2014 – Germany reunified (since Oct 1990) in a more homogeneous and harmonised Europe (although a world which still bears the scars of the Cold War in some respects…) and a formidable opportunity to help empower 22 young Shetlanders to experience a slice of life with their respective German partners in Schleswig-Holstein, in & around Reinfeld, thanks to a well established German Exchange, the brainchild of my Anderson High School colleague Peter Haviland. This time, I would go as staff, together with my other accompanying colleague, Stephen Arnold.
And what a fabulous opportunity it has been to empower our pupils, equipping them with a very valuable life experience, developing life skills, enabling them to taste continental life in a thriving culture – making them aware of cultural as well as linguistic differences, and, maybe inspiring them in a way in developing language skills at some point in their life… I still remember some of our young participants expressing frustration when communicating, and realising how unfair it felt “not to speak as good German as their German counterparts could speak English”… Serious awareness. Come think of it, and not (too) too long ago, when Shetland was part of a Hanseatic world, with Lübeck as its capital, Shetland fishermen had found a linguistic compromise to understand and be understood by the German fish merchants with whom they were trading; and develop it later on with the Dutch merchants… Shetland’s own dialect borrowed many words from the old Frisian tongue – not only Norse words from the Viking world.
Our pupils were formidable ambassadors for our school, community and ultimately, Scotland. The guests of Reinfeld’s school, KGS, or die Immanuel Kant Gemeinschaftschule, for their 10th Anniversary, our young Shetlanders put to the stage their own spirit & dancing skills, which, in turn, encouraged German participation and applause from the Reinfeld community.
Watching them dance, smile, explore, discover new things, new places, and listening to them sharing their reactions to daily challenges, their emotions throughout their respective voyage of discovery has contributed to a fantastic human adventure.
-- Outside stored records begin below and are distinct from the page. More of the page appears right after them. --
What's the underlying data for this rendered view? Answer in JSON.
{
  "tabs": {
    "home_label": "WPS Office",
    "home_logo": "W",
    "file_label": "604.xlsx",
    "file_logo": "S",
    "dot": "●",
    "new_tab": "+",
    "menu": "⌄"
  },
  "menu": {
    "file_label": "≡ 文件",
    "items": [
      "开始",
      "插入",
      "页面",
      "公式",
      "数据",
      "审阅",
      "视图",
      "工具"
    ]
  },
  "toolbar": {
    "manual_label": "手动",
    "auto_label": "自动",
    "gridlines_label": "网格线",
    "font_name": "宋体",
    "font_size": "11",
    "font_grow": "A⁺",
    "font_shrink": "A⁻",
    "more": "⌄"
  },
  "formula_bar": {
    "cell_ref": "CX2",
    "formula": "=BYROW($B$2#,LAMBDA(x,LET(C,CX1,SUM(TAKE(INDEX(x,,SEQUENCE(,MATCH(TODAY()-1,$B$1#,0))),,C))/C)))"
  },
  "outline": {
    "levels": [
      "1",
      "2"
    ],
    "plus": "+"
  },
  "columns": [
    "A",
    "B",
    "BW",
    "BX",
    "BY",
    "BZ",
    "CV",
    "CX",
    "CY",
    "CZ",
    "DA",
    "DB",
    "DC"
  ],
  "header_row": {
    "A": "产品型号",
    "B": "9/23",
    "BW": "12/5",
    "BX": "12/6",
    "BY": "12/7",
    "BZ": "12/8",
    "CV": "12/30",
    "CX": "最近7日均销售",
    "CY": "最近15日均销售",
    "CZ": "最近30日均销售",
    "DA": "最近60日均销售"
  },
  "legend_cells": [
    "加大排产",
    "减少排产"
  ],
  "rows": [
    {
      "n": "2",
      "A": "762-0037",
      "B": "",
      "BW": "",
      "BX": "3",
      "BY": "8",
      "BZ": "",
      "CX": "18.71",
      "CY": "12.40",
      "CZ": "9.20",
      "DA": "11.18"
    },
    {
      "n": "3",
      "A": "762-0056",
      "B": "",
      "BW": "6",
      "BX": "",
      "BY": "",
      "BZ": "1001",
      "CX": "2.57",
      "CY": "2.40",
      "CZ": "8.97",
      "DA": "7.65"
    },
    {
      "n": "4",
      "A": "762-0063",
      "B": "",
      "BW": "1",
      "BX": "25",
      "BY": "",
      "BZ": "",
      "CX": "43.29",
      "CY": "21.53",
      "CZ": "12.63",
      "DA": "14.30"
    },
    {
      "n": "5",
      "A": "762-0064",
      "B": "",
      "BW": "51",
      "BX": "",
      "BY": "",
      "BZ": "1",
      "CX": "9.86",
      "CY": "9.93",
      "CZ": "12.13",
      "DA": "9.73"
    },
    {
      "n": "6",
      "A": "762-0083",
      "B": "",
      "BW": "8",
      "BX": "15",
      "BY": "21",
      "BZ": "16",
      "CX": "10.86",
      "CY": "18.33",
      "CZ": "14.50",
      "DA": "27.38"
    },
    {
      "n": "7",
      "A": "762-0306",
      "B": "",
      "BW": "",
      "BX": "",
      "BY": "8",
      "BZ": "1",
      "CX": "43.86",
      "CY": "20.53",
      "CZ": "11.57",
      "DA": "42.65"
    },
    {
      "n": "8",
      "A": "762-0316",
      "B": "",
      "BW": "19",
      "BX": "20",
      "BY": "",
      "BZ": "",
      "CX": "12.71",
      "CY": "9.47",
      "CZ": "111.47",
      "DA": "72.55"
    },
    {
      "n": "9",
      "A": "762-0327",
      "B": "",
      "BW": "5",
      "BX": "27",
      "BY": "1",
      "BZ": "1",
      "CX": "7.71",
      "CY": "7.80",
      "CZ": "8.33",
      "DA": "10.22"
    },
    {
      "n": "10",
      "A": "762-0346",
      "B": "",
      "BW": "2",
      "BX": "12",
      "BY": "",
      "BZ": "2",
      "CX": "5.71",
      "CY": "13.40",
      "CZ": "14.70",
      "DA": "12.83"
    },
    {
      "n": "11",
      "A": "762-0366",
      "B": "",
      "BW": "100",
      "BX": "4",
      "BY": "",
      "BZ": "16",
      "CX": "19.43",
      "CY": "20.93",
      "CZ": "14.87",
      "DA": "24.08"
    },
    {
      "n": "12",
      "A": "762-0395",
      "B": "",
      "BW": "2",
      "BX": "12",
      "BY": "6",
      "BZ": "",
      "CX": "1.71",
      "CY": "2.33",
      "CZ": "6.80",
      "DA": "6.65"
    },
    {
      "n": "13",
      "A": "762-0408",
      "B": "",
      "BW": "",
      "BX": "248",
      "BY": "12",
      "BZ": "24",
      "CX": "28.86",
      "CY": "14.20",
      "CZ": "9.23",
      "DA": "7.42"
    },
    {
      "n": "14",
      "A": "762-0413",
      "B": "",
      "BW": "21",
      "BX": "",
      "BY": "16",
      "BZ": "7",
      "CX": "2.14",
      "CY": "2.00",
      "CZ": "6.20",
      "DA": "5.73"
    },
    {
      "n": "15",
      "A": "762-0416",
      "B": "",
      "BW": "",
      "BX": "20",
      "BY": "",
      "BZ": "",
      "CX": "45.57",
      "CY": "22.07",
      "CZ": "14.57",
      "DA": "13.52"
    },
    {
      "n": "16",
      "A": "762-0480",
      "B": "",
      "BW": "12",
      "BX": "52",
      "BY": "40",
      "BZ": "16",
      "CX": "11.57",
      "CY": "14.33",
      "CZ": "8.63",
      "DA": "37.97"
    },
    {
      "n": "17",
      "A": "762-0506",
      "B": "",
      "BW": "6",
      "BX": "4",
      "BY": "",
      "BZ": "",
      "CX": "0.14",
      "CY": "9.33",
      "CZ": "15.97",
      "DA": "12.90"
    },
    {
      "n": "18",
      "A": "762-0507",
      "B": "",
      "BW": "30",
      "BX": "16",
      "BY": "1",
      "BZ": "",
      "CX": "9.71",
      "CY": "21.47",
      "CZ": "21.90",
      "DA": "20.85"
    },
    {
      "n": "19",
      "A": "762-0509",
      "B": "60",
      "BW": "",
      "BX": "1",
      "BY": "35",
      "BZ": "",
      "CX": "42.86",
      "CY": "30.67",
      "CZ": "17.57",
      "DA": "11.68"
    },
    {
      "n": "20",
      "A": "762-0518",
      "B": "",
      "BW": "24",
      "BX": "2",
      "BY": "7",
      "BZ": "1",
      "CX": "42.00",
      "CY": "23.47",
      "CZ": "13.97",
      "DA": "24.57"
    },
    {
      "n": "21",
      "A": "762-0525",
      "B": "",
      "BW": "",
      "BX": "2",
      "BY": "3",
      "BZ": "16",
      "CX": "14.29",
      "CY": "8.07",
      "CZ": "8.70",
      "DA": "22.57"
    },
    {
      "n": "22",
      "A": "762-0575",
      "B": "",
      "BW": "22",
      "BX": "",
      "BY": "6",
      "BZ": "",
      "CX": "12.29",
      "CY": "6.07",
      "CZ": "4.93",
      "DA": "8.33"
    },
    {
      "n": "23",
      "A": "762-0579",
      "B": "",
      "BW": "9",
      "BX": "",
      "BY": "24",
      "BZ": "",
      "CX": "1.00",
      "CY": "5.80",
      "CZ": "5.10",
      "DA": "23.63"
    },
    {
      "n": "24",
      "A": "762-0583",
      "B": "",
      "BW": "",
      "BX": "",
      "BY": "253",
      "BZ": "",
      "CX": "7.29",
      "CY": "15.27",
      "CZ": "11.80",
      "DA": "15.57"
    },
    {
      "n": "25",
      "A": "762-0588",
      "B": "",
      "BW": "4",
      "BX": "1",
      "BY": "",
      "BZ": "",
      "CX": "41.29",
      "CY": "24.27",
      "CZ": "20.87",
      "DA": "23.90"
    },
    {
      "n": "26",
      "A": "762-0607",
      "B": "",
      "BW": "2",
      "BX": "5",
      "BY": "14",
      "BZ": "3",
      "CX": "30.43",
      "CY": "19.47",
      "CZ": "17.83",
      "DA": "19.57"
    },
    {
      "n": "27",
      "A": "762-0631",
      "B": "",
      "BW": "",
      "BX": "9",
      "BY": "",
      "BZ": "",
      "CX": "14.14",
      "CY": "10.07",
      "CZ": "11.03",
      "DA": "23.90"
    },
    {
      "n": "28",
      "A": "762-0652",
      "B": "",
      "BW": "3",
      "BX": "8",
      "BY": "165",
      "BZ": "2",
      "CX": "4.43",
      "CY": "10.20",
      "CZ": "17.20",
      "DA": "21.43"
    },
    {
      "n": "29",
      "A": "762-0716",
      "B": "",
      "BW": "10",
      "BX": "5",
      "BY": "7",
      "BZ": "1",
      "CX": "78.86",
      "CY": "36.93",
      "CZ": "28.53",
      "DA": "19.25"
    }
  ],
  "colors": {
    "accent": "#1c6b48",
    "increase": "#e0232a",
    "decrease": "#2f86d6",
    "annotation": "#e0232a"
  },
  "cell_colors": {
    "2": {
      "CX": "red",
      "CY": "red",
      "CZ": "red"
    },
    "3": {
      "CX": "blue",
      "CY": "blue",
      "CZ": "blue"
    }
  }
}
Schleswig-Holstein was, like Berlin itself, uncharted territory to me. Returning to a (re-) unified Germany with a unified capital proved to be a wonderful slice of life. So great to bathe into such culture and language – to “switch” again into the Germanic way of life, weaving new bonds with colleagues from Reinfeld and reinforcing existing professional bonds with my Shetland ones. Affectionately, I called us Les Trois Mousquetaires, after Alexandre Dumas, very aptly so.
We – pupils & staff – returned home with a collection of stories & fabulous memories to treasure.
Proud of our young generation 🙂
Here, selected images as illustration.
Poetics came through words too.
Brücke, Glocken und
da brig, da bell an
Die Glocke – bell
die Amsel – blackbird
Peerie Fat Man
(an icon fae old Ost Berlin)
du, peerie fat
Check Point Charlie,
Karl Marx Allee,
bear & eagle as your guardian –
I noticed you in
red & green,
short-legged with a
on either side,
© Nat Hall 2014
To my German Exchange AHS S4 Pupils
in between light & Baltic Sea,
and acorns ripe in
you dare and dance,
clouds & gravity,
against bark of
will keep you high;
high as a kite amid branches,
velocity veils frantic
spread across in
your stomach, as you glide from
helm to oak tree.
you look a spider in
Sur le filin, l’épeire diadème.
For Kelvin A., S4 AHS Pupil in Reinfeld, KGS’s 10th
Star Dancer –
sleek on his feet,
meticulous on every step,
even the wind embraced his whirls, as he showed
Boston Two Steps.
He made us
© Nat Hall 2014
All words, images and verse © Nat Hall 2014
And, oh, to avoid any confusion, “Peerie Fat Man” is that little red/green man from the German traffic lights, as photographed below 🙂